The highlight of the changes would be a new registration program. The Department of Labor is hoping this will allow employers to conduct market tests for new labor closer to the point at which they have a need. It would also remove contractors as users of the program.
Other proposed changes to the program include: a national H-2B registry for all postings; requiring documentation from employers as to their U.S. employee recruitments efforts; new transparency measures related to agency agreements and foreign recruiters; the reinstatement of state workforce agencies (SWA) as experts in local labor conditions and recruitment patterns; and lengthening the amount of time during which American workers are required to be recruited.
In the statement Secretary of Labor Hilda Solis said: "As our economy continues to recover, it is important for U.S. workers to receive access to all jobs, and that the H-2B program is used as it was intended. At the same time, workers employed through the H-2B program must be treated fairly."
The H-2B program is in place so that foreign nationals can come to the United States to fill nonagricultural jobs and requires a Form I-129, Petition for Nonimmigrant Worker.
To qualify for H-2B classification an employer must establish the need for the worker is temporary, regardless of the position itself. Such positions are usually seasonal, for peak-load or a one-time occurrence. Employers also must demonstrate no U.S. workers are willing and qualified for the position and that the employment will not negatively impact salary and conditions of other U.S. workers.

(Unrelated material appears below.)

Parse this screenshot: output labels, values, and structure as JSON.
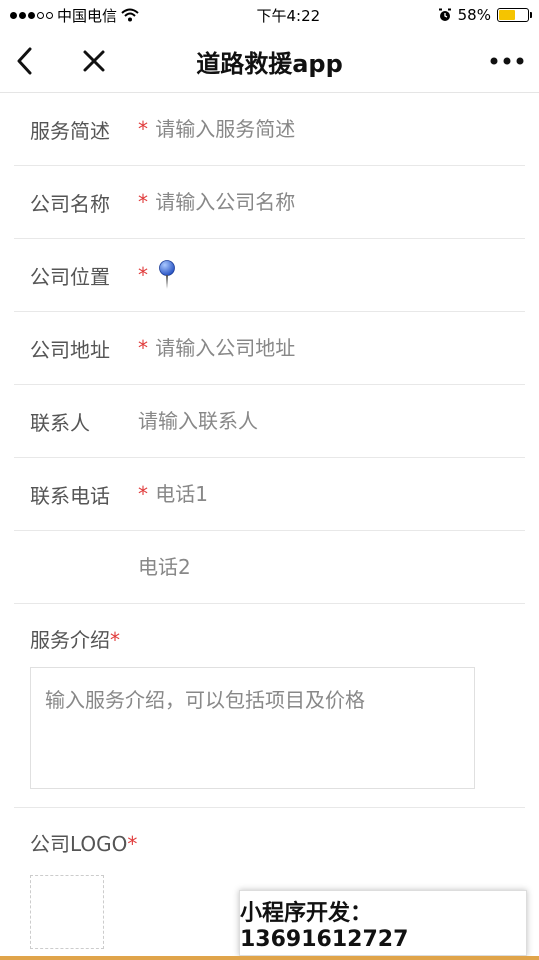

The Department of Labor will be accepting written comments on the proposal until May 17. Those interested can use www.regulations.gov or send written correspondence to the DOL's Office of Policy Development and Research, Employment and Training Administration: 200 Constitution Avenue NW., Room N-5641, Washington, DC 20210.
The entire proposal can be viewed in the March 18 edition of the Federal Register.